Ah Sanlitun: Beijing’s non-Chinese food mecca....Here you can get a health fix on kale smoothies at Wagas, sink your teeth into legit fish tacos and guacamole at Taco Bar, or risk serious garlic breath aftermath on hummus at Biteapitta (so worth it). We forwent our usual casual dining and opted for a fancier fare at Bottega. Fancy fare for us is simply a single candle on the table. No tablecloths or servers clad in penguin suits required.

Because we worked around Dumpling’s nap and early bedtime, we arrived at Bottega at 4:30 pm. With no other customer in the joint, we got three attentive servers to ourselves. One of the server’s captivated Dumpling with his generous smiles for about ten minutes. Thanks for the distraction, Mr. Server.

We sat on Bottega’s slender patio and under Beijing’s dull gray sky. Here we enjoyed the some of the best weather that Beijing has to offer during the year. Unfortunately, these pleasant temperatures are transient. Beijing, after all, only has two seasons: a long, muggy, and gray summer and a long, cold, and dry winter. Fall and spring seem to last a couple weeks each. Before we know it, we’ll be layering on the sweaters, scarves, and down coats.

16 years and counting

Oohh…let's not think about winter. For now, on our 16 year wedding anniversary, let's eat! Bottega has a nice selection of Neapolitan style pizzas, none of them faintly resembling China Pizza Hut’s oddball fried shrimp and canned peaches pizzas. We opted for the kale and sausage pizza with red sauce and the house made vegetarian raviolis topped with pesto and pine nuts. birdMAN was a little hesitant about ordering the vegetarian raviolis, but my-oh-my! Those raviolis stuffed with eggplant, carrot, and zucchini and bathed in a decadently creamy sauce made our hearts sing. The pizza, while generously oozing with mozzarella cheese and packed with flavor, was a little moist perhaps due to the cooked kale. A bottle of Italian red wine rounded out the fare and jacked up the dinner bill.

Dumpling, our little foodie in training, made our 16th year one of the best. This year we got our own little human! And she likes food as much as we do.

Sixteen years later, we are a family of three. Our greatest worries include making sure Dumpling gets her nap and in bed on time. Thin crust pizza and a bottle of wine is our idea of fine dining. We regularly go to bed at ten pm (by choice!) Reaching the sunset of our fifties…Come on now. That's still really, really far away!

Happy sixteen years to us. I love you both, birdMAN and my darling Dumpling.

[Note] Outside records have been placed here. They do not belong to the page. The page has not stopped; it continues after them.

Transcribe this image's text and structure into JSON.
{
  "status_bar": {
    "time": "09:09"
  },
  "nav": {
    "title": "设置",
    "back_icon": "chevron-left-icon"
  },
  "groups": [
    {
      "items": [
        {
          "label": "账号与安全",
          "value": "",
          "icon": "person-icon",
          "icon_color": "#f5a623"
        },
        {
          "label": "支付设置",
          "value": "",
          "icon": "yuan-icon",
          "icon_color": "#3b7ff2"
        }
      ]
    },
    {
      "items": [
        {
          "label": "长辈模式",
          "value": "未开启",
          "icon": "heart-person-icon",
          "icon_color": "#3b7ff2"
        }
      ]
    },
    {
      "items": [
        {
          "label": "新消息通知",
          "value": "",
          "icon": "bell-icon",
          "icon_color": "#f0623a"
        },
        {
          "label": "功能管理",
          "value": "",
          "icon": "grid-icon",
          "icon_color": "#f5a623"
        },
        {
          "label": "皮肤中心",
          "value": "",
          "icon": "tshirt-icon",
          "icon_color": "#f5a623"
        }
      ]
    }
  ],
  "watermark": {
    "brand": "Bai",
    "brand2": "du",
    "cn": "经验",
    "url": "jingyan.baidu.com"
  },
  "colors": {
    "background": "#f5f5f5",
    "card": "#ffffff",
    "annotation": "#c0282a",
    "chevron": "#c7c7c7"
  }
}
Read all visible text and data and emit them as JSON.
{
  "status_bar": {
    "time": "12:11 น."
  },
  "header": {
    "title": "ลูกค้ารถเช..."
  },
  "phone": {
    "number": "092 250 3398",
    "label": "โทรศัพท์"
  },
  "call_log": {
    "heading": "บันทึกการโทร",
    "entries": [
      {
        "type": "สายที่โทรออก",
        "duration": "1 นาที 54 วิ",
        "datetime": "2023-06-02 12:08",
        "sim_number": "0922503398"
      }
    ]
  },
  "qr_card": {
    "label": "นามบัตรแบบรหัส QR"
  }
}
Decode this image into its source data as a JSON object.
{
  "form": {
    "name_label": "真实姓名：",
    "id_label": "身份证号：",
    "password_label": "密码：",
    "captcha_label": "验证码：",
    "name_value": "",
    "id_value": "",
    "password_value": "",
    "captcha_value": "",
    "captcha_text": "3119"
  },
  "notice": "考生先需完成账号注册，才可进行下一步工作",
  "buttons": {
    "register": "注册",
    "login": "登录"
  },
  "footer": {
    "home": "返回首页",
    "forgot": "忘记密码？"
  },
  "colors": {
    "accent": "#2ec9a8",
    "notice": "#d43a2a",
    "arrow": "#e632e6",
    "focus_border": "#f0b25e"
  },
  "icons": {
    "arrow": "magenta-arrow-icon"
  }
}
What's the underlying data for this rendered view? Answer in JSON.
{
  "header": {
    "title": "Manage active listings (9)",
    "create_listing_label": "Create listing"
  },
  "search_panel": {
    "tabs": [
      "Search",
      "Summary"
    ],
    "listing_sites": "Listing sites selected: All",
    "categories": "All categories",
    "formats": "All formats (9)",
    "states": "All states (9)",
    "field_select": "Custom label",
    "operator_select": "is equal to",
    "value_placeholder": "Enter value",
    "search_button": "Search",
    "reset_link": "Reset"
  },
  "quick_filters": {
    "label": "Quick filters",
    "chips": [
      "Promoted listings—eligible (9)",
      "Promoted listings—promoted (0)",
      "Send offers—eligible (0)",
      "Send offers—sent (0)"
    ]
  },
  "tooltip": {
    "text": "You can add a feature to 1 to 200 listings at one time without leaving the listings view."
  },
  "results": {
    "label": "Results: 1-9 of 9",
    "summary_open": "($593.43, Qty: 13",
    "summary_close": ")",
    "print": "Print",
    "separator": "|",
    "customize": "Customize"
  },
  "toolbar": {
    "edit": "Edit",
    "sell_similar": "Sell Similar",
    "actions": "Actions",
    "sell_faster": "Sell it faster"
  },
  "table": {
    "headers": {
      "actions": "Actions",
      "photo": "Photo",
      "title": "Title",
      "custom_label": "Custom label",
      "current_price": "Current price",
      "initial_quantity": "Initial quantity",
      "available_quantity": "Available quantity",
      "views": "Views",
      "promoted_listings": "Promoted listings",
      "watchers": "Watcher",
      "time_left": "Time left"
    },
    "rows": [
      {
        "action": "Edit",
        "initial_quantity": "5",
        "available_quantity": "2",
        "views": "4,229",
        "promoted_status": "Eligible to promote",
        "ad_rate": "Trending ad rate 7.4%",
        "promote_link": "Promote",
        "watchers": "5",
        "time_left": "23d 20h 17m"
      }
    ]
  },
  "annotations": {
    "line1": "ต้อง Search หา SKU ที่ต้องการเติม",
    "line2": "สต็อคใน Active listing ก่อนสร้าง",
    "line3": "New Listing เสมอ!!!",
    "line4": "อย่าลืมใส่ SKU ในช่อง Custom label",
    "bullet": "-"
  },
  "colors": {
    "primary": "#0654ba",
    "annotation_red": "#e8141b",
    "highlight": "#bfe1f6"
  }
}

Chinese Word of the Blog: 十六年 (shíliù nián)
English translation: Sixteen years

These vegetarian raviolis gave me some good dreams
Mi Amore, pizza
Dumpling gives the raviolis two thumbs up!
Dumpling got ravioli-ed